Shoals, IN Train Wreck, Oct 1870
The Accident on the Ohio & Mississippi Railroad.
Night before last the eastward bound express train on the Ohio & Mississippi Railroad collided with a coal train at a point four miles west of Shoals, about midway between this city and St. Louis.
It appears that the coal train took a side track to allow the passenger train to pass at that point. A brakeman of the coal train, who acted as switchman, set the switch to allow the passenger train to pass, lay down upon the ground and fell asleep. He was finally awakened by the whistle of the approaching train, and in the confusion of his awakening imagined that it was a signal for his train to proceed. He accordingly rushed to the switch and set it so as to allow the coal train to pass the main track. By this fatal blunder the express train, which was running on fast time, was turned upon the switch, and collided with terrible force and effect.

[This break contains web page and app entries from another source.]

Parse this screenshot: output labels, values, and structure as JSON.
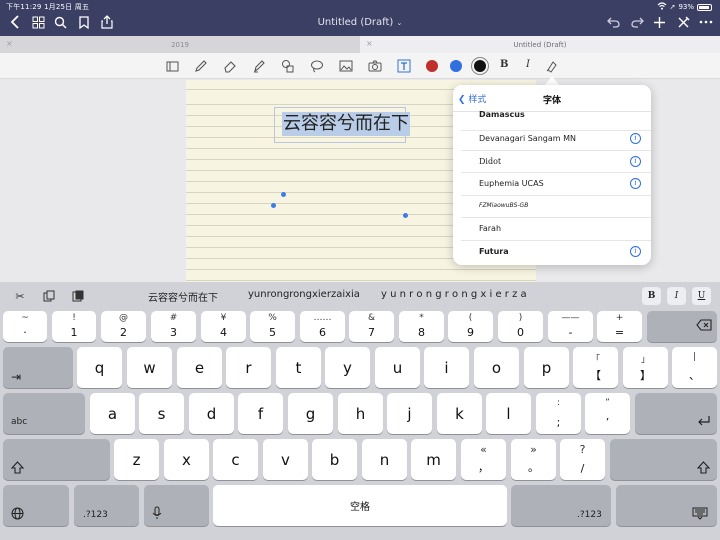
{
  "status": {
    "time_date": "下午11:29   1月25日 周五",
    "battery": "93%"
  },
  "nav": {
    "title": "Untitled (Draft)"
  },
  "tabs": [
    {
      "label": "2019"
    },
    {
      "label": "Untitled (Draft)"
    }
  ],
  "toolbar": {
    "colors": {
      "red": "#c0302a",
      "blue": "#2f6fe0",
      "black": "#111111"
    },
    "bold": "B",
    "italic": "I"
  },
  "canvas": {
    "text": "云容容兮而在下"
  },
  "popover": {
    "back": "样式",
    "title": "字体",
    "fonts": [
      {
        "name": "Damascus",
        "info": false
      },
      {
        "name": "Devanagari Sangam MN",
        "info": true
      },
      {
        "name": "Didot",
        "info": true
      },
      {
        "name": "Euphemia  UCAS",
        "info": true
      },
      {
        "name": "FZMiaowuBS-GB",
        "info": false
      },
      {
        "name": "Farah",
        "info": false
      },
      {
        "name": "Futura",
        "info": true
      }
    ]
  },
  "keyboard": {
    "suggestions": [
      "云容容兮而在下",
      "yunrongrongxierzaixia",
      "y u n r o n g r o n g x i e r z a"
    ],
    "format": {
      "bold": "B",
      "italic": "I",
      "underline": "U"
    },
    "row1": [
      {
        "sub": "~",
        "main": "·"
      },
      {
        "sub": "!",
        "main": "1"
      },
      {
        "sub": "@",
        "main": "2"
      },
      {
        "sub": "#",
        "main": "3"
      },
      {
        "sub": "¥",
        "main": "4"
      },
      {
        "sub": "%",
        "main": "5"
      },
      {
        "sub": "……",
        "main": "6"
      },
      {
        "sub": "&",
        "main": "7"
      },
      {
        "sub": "*",
        "main": "8"
      },
      {
        "sub": "(",
        "main": "9"
      },
      {
        "sub": ")",
        "main": "0"
      },
      {
        "sub": "——",
        "main": "-"
      },
      {
        "sub": "+",
        "main": "="
      }
    ],
    "row2": [
      "q",
      "w",
      "e",
      "r",
      "t",
      "y",
      "u",
      "i",
      "o",
      "p"
    ],
    "row2_extra": [
      {
        "sub": "「",
        "main": "【"
      },
      {
        "sub": "」",
        "main": "】"
      },
      {
        "sub": "|",
        "main": "、"
      }
    ],
    "row3": [
      "a",
      "s",
      "d",
      "f",
      "g",
      "h",
      "j",
      "k",
      "l"
    ],
    "row3_extra": [
      {
        "sub": ":",
        "main": ";"
      },
      {
        "sub": "”",
        "main": "’"
      }
    ],
    "row4": [
      "z",
      "x",
      "c",
      "v",
      "b",
      "n",
      "m"
    ],
    "row4_extra": [
      {
        "sub": "«",
        "main": "，"
      },
      {
        "sub": "»",
        "main": "。"
      },
      {
        "sub": "?",
        "main": "/"
      }
    ],
    "abc": "abc",
    "num_left": ".?123",
    "num_right": ".?123",
    "space": "空格"
  }
}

The engine of the coal train was demolished. The boiler was rent in many places, and the escape of the imprisoned steam added to the terror of the passengers. The coal train being empty recoiled from the shock, and thus considerably weakened the force of the collision. The result, however, was terrible enough. The engine of the express train was badly wrecked, the tender was driven into the baggage car, and the smoking car forced into the first regular passenger car nearly its entire length.

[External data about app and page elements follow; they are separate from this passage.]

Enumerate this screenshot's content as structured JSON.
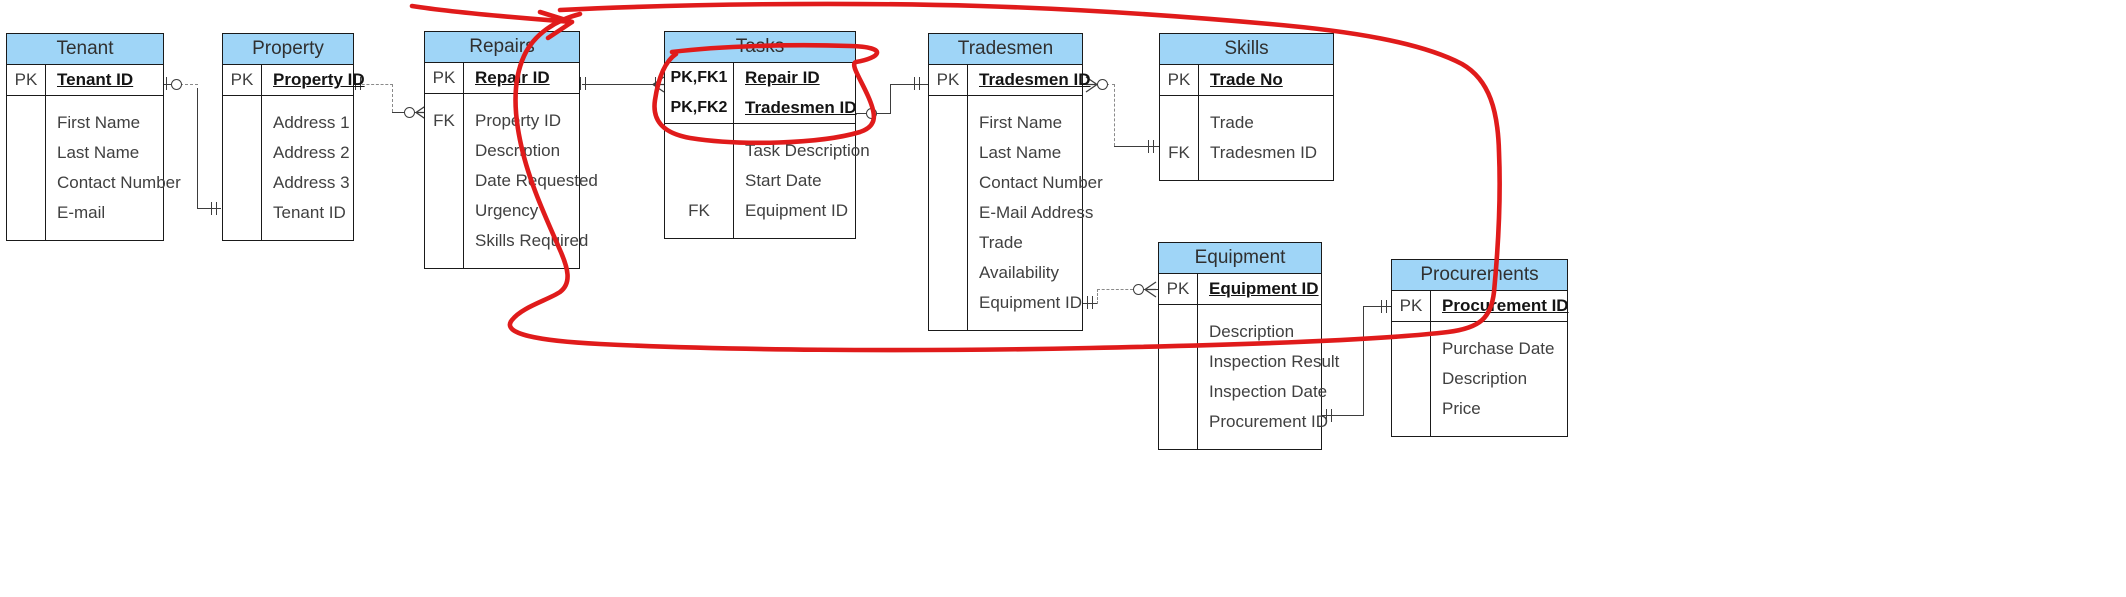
{
  "diagram": {
    "type": "entity-relationship-diagram",
    "notation": "crows-foot",
    "title_fill": "#9fd5f7",
    "annotation_color": "#e01b1b",
    "annotation_note": "hand-drawn red loops circling the Repairs-Tasks-Tradesmen region and the Tasks composite key rows"
  },
  "entities": [
    {
      "id": "tenant",
      "name": "Tenant",
      "attributes": [
        {
          "key": "PK",
          "name": "Tenant ID",
          "is_key": true
        },
        {
          "key": "",
          "name": "First Name",
          "is_key": false
        },
        {
          "key": "",
          "name": "Last Name",
          "is_key": false
        },
        {
          "key": "",
          "name": "Contact Number",
          "is_key": false
        },
        {
          "key": "",
          "name": "E-mail",
          "is_key": false
        }
      ]
    },
    {
      "id": "property",
      "name": "Property",
      "attributes": [
        {
          "key": "PK",
          "name": "Property ID",
          "is_key": true
        },
        {
          "key": "",
          "name": "Address 1",
          "is_key": false
        },
        {
          "key": "",
          "name": "Address 2",
          "is_key": false
        },
        {
          "key": "",
          "name": "Address 3",
          "is_key": false
        },
        {
          "key": "",
          "name": "Tenant ID",
          "is_key": false
        }
      ]
    },
    {
      "id": "repairs",
      "name": "Repairs",
      "attributes": [
        {
          "key": "PK",
          "name": "Repair ID",
          "is_key": true
        },
        {
          "key": "FK",
          "name": "Property ID",
          "is_key": false
        },
        {
          "key": "",
          "name": "Description",
          "is_key": false
        },
        {
          "key": "",
          "name": "Date Requested",
          "is_key": false
        },
        {
          "key": "",
          "name": "Urgency",
          "is_key": false
        },
        {
          "key": "",
          "name": "Skills Required",
          "is_key": false
        }
      ]
    },
    {
      "id": "tasks",
      "name": "Tasks",
      "attributes": [
        {
          "key": "PK,FK1",
          "name": "Repair ID",
          "is_key": true
        },
        {
          "key": "PK,FK2",
          "name": "Tradesmen ID",
          "is_key": true
        },
        {
          "key": "",
          "name": "Task Description",
          "is_key": false
        },
        {
          "key": "",
          "name": "Start Date",
          "is_key": false
        },
        {
          "key": "FK",
          "name": "Equipment ID",
          "is_key": false
        }
      ]
    },
    {
      "id": "tradesmen",
      "name": "Tradesmen",
      "attributes": [
        {
          "key": "PK",
          "name": "Tradesmen ID",
          "is_key": true
        },
        {
          "key": "",
          "name": "First Name",
          "is_key": false
        },
        {
          "key": "",
          "name": "Last Name",
          "is_key": false
        },
        {
          "key": "",
          "name": "Contact Number",
          "is_key": false
        },
        {
          "key": "",
          "name": "E-Mail Address",
          "is_key": false
        },
        {
          "key": "",
          "name": "Trade",
          "is_key": false
        },
        {
          "key": "",
          "name": "Availability",
          "is_key": false
        },
        {
          "key": "",
          "name": "Equipment ID",
          "is_key": false
        }
      ]
    },
    {
      "id": "skills",
      "name": "Skills",
      "attributes": [
        {
          "key": "PK",
          "name": "Trade No",
          "is_key": true
        },
        {
          "key": "",
          "name": "Trade",
          "is_key": false
        },
        {
          "key": "FK",
          "name": "Tradesmen ID",
          "is_key": false
        }
      ]
    },
    {
      "id": "equipment",
      "name": "Equipment",
      "attributes": [
        {
          "key": "PK",
          "name": "Equipment ID",
          "is_key": true
        },
        {
          "key": "",
          "name": "Description",
          "is_key": false
        },
        {
          "key": "",
          "name": "Inspection Result",
          "is_key": false
        },
        {
          "key": "",
          "name": "Inspection Date",
          "is_key": false
        },
        {
          "key": "",
          "name": "Procurement ID",
          "is_key": false
        }
      ]
    },
    {
      "id": "procurements",
      "name": "Procurements",
      "attributes": [
        {
          "key": "PK",
          "name": "Procurement ID",
          "is_key": true
        },
        {
          "key": "",
          "name": "Purchase Date",
          "is_key": false
        },
        {
          "key": "",
          "name": "Description",
          "is_key": false
        },
        {
          "key": "",
          "name": "Price",
          "is_key": false
        }
      ]
    }
  ]
}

The fireman of the passenger engine was so crushed that he died in a few minutes. A Mrs. McRoberts, of Vincennes, Indiana, and a girl names Nancy Runyan, who was on her way from Kansas City to West Virginia, were instantly killed. George Williamson, of Pomeroy, Ohio, was somewhat bruised, but not seriously. Charles Ziegler, of this city, was seriously but not dangerously hurt. He is lying at his residence, No. 47 Poplar Street. Mortimer Parks, of Platte County, Missouri, had the heel of his right foot crushed and his left ankle sprained. His brother, Sampson Park, who accompanied him, escaped unhurt. Mr. Sartmann, the express messenger, was severely bruised, and his guard was quite seriously injured. It was rumored last night that Marion Fitzgerald, the engineer of the express train, was baldy bruised about the head and face, and is in a critical condition. He lives at Vincennes, Indiana. Several others sustained bruises more or less painful, but not dangerous. The occupants of the two sleeping cars in the rear of the train escaped uninjured.

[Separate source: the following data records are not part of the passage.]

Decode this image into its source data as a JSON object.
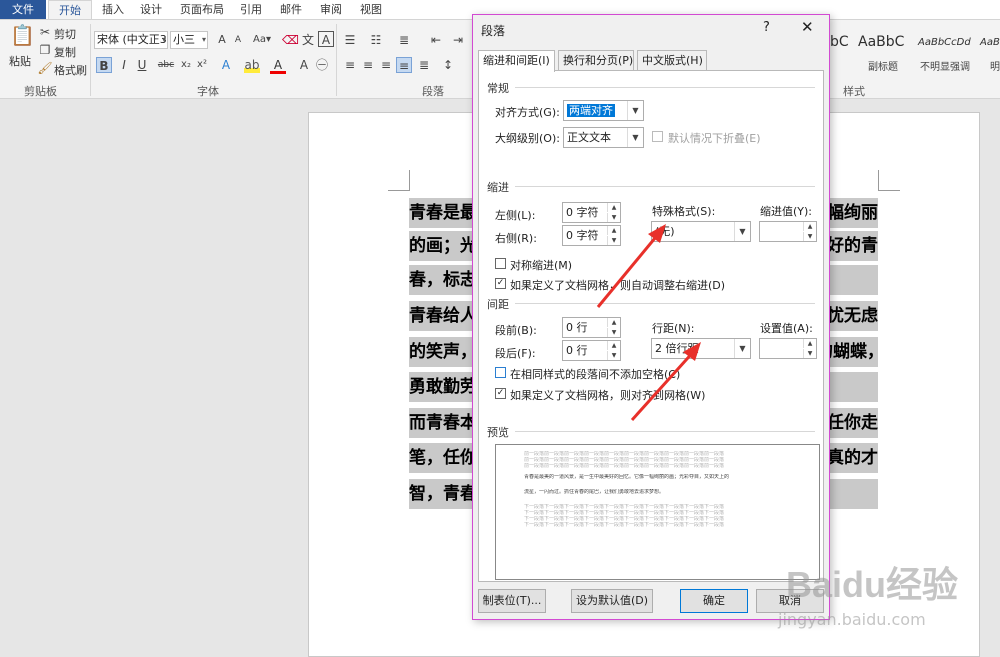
{
  "ribbon": {
    "tabs": [
      "文件",
      "开始",
      "插入",
      "设计",
      "页面布局",
      "引用",
      "邮件",
      "审阅",
      "视图"
    ],
    "clipboard": {
      "paste": "粘贴",
      "cut": "剪切",
      "copy": "复制",
      "format_painter": "格式刷",
      "group": "剪贴板"
    },
    "font": {
      "name": "宋体 (中文正3",
      "size": "小三",
      "group": "字体"
    },
    "paragraph_group": "段落",
    "styles": {
      "samples": [
        "bC",
        "AaBbC",
        "AaBbCcDd",
        "AaBb"
      ],
      "names": [
        "副标题",
        "不明显强调",
        "明"
      ],
      "group": "样式"
    }
  },
  "document": {
    "lines_left": [
      "青春是最",
      "的画；光",
      "春，标志",
      "青春给人",
      "的笑声，",
      "勇敢勤劳",
      "而青春本",
      "笔，任你",
      "智，青春"
    ],
    "lines_right": [
      "幅绚丽",
      "好的青",
      "",
      "忧无虑",
      "的蝴蝶，",
      "",
      "任你走",
      "真的才",
      ""
    ]
  },
  "dialog": {
    "title": "段落",
    "help": "?",
    "close": "✕",
    "tabs": [
      "缩进和间距(I)",
      "换行和分页(P)",
      "中文版式(H)"
    ],
    "general": {
      "section": "常规",
      "alignment_label": "对齐方式(G):",
      "alignment_value": "两端对齐",
      "outline_label": "大纲级别(O):",
      "outline_value": "正文文本",
      "collapse_label": "默认情况下折叠(E)"
    },
    "indent": {
      "section": "缩进",
      "left_label": "左侧(L):",
      "left_value": "0 字符",
      "right_label": "右侧(R):",
      "right_value": "0 字符",
      "special_label": "特殊格式(S):",
      "special_value": "(无)",
      "by_label": "缩进值(Y):",
      "mirror_label": "对称缩进(M)",
      "auto_adjust_label": "如果定义了文档网格，则自动调整右缩进(D)"
    },
    "spacing": {
      "section": "间距",
      "before_label": "段前(B):",
      "before_value": "0 行",
      "after_label": "段后(F):",
      "after_value": "0 行",
      "line_label": "行距(N):",
      "line_value": "2 倍行距",
      "at_label": "设置值(A):",
      "no_space_label": "在相同样式的段落间不添加空格(C)",
      "snap_grid_label": "如果定义了文档网格，则对齐到网格(W)"
    },
    "preview": {
      "section": "预览",
      "prev_text": "前一段落前一段落前一段落前一段落前一段落前一段落前一段落前一段落前一段落前一段落",
      "sample_text": "青春是最美的一道风景，是一生中最美好的回忆。它像一幅绚丽的画；光彩夺目，又如天上的",
      "sample_text2": "流星，一闪而过。抓住青春的尾巴，让我们勇敢地去追求梦想。",
      "next_text": "下一段落下一段落下一段落下一段落下一段落下一段落下一段落下一段落下一段落下一段落"
    },
    "buttons": {
      "tabs": "制表位(T)...",
      "default": "设为默认值(D)",
      "ok": "确定",
      "cancel": "取消"
    }
  },
  "watermark": {
    "text": "Baidu经验",
    "url": "jingyan.baidu.com"
  },
  "colors": {
    "accent": "#2b579a",
    "arrow": "#e8302a",
    "dialog_border": "#d24ad2",
    "selection": "#0078d7"
  }
}
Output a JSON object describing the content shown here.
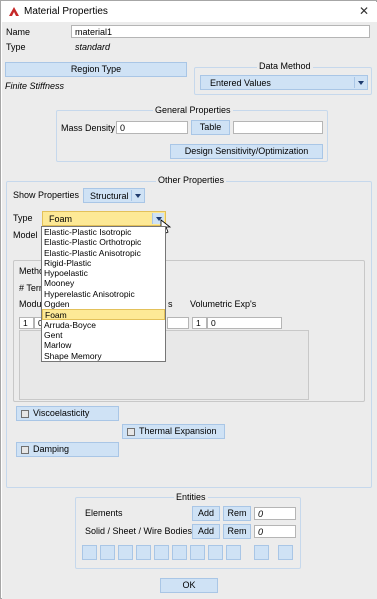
{
  "window": {
    "title": "Material Properties"
  },
  "name_label": "Name",
  "name_value": "material1",
  "type_label": "Type",
  "type_value": "standard",
  "region_type_button": "Region Type",
  "region_type_value": "Finite Stiffness",
  "data_method": {
    "title": "Data Method",
    "value": "Entered Values"
  },
  "general": {
    "title": "General Properties",
    "mass_density_label": "Mass Density",
    "mass_density_value": "0",
    "table_button": "Table",
    "design_button": "Design Sensitivity/Optimization"
  },
  "other": {
    "title": "Other Properties",
    "show_properties_label": "Show Properties",
    "show_properties_value": "Structural",
    "type_label": "Type",
    "type_value": "Foam",
    "model_label": "Model",
    "method_label": "Metho",
    "terms_label": "# Tern",
    "modulus_label": "Modul",
    "s_fragment": "s",
    "volumetric_label": "Volumetric Exp's",
    "row1_index": "1",
    "row1_value": "0",
    "row2_index": "1",
    "row2_value": "0",
    "viscoelasticity_label": "Viscoelasticity",
    "thermal_expansion_label": "Thermal Expansion",
    "damping_label": "Damping"
  },
  "type_options": [
    "Elastic-Plastic Isotropic",
    "Elastic-Plastic Orthotropic",
    "Elastic-Plastic Anisotropic",
    "Rigid-Plastic",
    "Hypoelastic",
    "Mooney",
    "Hyperelastic Anisotropic",
    "Ogden",
    "Foam",
    "Arruda-Boyce",
    "Gent",
    "Marlow",
    "Shape Memory"
  ],
  "entities": {
    "title": "Entities",
    "elements_label": "Elements",
    "bodies_label": "Solid / Sheet / Wire Bodies",
    "add_label": "Add",
    "rem_label": "Rem",
    "elements_count": "0",
    "bodies_count": "0"
  },
  "ok_label": "OK",
  "colors": {
    "accent_button": "#cfe2f5",
    "selection": "#fde996",
    "group_border": "#c6d8ec"
  }
}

Statement Of Mr. And Miss Williamson.
George Williamson and his sister, of Pomeroy, were sitting in the second car behind the baggage car when the accident occurred. In front of them was the smoking car. Their seat was nearer the front that the middle of their car. Both were in the same seat on the left of the aisle, Miss Williamson next to it. When the accident occurred, Miss Williamson said the shock startled her not so much as one would suppose. It gave her time to think the car was off the track. Next she saw the front end of the car she was in approaching her. The smoking car was folding into the passenger car in the rear of it as one joint of a telescope folds into another. The bottom of the smoking car cut as high as the tops of the seats in the car behind. People who were lying in the seats escaped unhurt. The sides of the smoking car formed an oblique angle to those of the car it ran into.
Thus it swept over the tops of the seats, just grazing them, coming down corner foremost. Passing at a fearful rate between Mr. and Miss Williamson with this corner foremost like the edge of a wedge, it threw her in safety into the aisle; picking him up and dragging him over the backs of seats, it pinioned him against the wall at the rear corner of the car, many seats behind where is sister lay.
Miss Williamson called, as soon as there was sufficient stillness, and was answered by her brother. Mr. Williamson is not at all in a dangerous condition, as has been reported. He will be well in a short time of his severe bruises.
Miss Williamson says that after the first shock of the accident was over there were many amusing incidents.
One she relates of an old lady passenger, one of whose friends was a serious sufferer by the accident. She exhibited very much concern about some cotton garment she had lost in the wreck, exclaiming with emphatic pathos, “It cost twenty cents a yard!” This fact she reiterated, wringing her hands, until the passengers got out of all patience with her, though amused at first with her eccentricity.
Mr. Williamson states that the passengers did not seem to show any special feeling of indignation toward the brakeman who is charged with the grave responsibility for this accident.
Mr. and Miss Williamson are in this city, at the residence of Mr. Chas. E. Donnally, on the west side of Baymiller, near Poplar Street.
Cincinnati Daily Gazette, Cincinnati, OH 28 Oct 1870